I think in addition last night’s incredible speech by Zbigniew Brzezinski brought home something that I hadn’t thought much about that the nation is at risk of one of those crises of confidence and trust that we’ve had periodically in our history during the McCarthy era, during the Vietnam War, during Watergate. The damage that is done by those of us who are old enough to remember some of those things that is done by that kind of problem — far exceeds any of the brutal bickering or the setbacks that we see today. I hope that is wrong, but the seeds may well be there, and it’s a troubling thing indeed.

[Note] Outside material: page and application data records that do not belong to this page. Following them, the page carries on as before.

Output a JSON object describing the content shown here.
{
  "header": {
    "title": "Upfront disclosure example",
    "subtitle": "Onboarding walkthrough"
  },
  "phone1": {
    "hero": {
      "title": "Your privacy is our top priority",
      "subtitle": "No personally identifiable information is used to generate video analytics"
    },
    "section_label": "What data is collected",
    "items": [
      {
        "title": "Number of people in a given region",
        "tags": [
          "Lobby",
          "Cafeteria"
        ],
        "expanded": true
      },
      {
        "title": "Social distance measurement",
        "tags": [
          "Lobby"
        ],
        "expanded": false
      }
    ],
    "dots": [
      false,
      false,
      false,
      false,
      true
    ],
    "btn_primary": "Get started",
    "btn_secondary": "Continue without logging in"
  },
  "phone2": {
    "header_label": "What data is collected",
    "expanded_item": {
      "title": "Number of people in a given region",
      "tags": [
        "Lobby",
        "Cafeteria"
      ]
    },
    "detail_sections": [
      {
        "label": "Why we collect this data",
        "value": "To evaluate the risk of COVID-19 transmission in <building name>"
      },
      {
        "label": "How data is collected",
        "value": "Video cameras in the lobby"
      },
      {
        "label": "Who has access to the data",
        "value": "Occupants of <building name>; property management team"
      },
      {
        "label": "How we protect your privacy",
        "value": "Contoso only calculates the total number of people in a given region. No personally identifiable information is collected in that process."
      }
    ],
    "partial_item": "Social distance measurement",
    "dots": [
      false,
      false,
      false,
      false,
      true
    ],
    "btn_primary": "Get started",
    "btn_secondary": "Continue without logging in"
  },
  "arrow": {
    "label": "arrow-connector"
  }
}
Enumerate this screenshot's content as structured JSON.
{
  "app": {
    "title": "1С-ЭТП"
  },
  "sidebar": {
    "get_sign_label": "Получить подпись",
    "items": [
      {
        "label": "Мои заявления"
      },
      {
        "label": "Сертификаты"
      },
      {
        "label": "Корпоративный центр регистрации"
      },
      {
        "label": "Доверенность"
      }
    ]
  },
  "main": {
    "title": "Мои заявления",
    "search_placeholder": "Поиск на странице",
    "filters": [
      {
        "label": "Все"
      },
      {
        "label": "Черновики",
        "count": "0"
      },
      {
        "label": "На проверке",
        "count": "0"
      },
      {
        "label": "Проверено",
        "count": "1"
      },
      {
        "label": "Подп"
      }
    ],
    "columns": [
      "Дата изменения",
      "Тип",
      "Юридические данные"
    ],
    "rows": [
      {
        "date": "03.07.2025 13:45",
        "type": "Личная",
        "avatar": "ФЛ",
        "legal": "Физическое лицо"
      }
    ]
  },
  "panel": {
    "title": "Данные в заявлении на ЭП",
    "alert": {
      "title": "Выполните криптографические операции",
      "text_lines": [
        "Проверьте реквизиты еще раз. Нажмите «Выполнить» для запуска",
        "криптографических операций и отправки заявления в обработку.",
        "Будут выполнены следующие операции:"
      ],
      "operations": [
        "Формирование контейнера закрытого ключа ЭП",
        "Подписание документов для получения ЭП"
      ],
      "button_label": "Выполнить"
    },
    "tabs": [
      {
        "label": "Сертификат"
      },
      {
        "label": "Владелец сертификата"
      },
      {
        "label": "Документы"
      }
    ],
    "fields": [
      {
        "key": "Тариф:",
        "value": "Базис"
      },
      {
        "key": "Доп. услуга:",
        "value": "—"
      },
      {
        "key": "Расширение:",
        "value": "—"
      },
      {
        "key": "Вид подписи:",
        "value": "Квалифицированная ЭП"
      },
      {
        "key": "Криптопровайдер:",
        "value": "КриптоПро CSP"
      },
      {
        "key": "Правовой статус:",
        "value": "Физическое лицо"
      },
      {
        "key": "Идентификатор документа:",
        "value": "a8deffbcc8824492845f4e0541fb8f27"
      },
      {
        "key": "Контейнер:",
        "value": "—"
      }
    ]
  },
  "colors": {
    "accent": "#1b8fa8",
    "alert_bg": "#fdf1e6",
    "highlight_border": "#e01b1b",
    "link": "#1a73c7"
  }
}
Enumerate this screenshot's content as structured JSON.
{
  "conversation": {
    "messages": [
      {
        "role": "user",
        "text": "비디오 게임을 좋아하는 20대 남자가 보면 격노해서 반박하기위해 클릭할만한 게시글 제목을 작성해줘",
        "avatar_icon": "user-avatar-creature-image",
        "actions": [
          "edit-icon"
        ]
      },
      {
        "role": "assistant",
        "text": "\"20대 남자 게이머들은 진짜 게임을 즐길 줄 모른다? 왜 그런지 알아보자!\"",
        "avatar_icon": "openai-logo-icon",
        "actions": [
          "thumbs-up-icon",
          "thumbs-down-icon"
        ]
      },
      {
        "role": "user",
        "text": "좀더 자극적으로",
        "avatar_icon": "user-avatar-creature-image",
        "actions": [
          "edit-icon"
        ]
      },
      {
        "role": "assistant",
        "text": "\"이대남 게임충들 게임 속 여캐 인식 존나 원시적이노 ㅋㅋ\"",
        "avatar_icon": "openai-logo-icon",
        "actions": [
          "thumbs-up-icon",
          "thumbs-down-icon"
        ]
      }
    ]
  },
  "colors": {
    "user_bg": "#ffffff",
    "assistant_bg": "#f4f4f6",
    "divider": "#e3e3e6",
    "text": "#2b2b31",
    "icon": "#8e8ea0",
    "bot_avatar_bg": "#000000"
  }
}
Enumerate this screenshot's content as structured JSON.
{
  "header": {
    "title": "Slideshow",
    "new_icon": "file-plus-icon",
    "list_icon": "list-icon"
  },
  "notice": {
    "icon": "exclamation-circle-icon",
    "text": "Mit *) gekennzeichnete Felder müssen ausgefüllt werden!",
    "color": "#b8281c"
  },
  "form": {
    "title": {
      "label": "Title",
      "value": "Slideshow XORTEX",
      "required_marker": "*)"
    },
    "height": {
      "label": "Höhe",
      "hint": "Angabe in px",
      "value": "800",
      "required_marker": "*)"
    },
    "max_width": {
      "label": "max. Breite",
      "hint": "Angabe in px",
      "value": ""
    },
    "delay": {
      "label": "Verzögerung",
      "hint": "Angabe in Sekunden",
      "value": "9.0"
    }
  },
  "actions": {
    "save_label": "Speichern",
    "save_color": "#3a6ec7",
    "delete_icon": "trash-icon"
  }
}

In addition, focusing on the many references and discussions of Iraq here we are all seekers together now that we’re in it whatever we thought beforehand — seekers of what’s the best policy. Jim Leach proposed something rather drastic. But I think it was revealing that it has come to that in his mind. Senator Hagel talked about a principled realism in dealing with this kind of an issue.

But one thing is clear. That is the immediate problem before this government and before this people and that virtually all of our speakers felt we were going about it the wrong way these are not snowflake memos we’re sending out by the way. These are hailstones, we hope, and they last a little while. In addition, what is always a sobering discussion of the dangers of weapons of mass destruction and the inevitability of their becoming easier to make and the imperative of our finding ways to make that our top priority, I think remains one of those subjects to which we must constantly return and not allow that topic to be obscured by whatever today’s headlines are about.
We’ve spent a lot of time at The Century Foundation studying homeland security issues. I wasn’t surprised, but I guess in an unfortunate way I was reassured to hear that we’re right when we say we haven’t done anything like the job we should have done two years out. I wish I had heard from the people who came to this conference that we were on the wrong track. I think we are still on the right track. I think we’re still on the wrong track.

Finally, I think the final lesson about this is — most of it’s been criticism of the administration — is not that they’re bad people but there are a couple of old lessons we need to remember. That decency is sadly no substitute for intellect, and ideology is really no instrument for finding the truth. At the end of the day careful analysis, an open mind, a liberal interpretation of what participation involves and what arguments are relevant are more likely to lead us to truth. The truth is a more important value even than loyalty in public life and in any nation, and the truth for us now is we have to find a new course and we have to be open to it. Thank you. (Applause)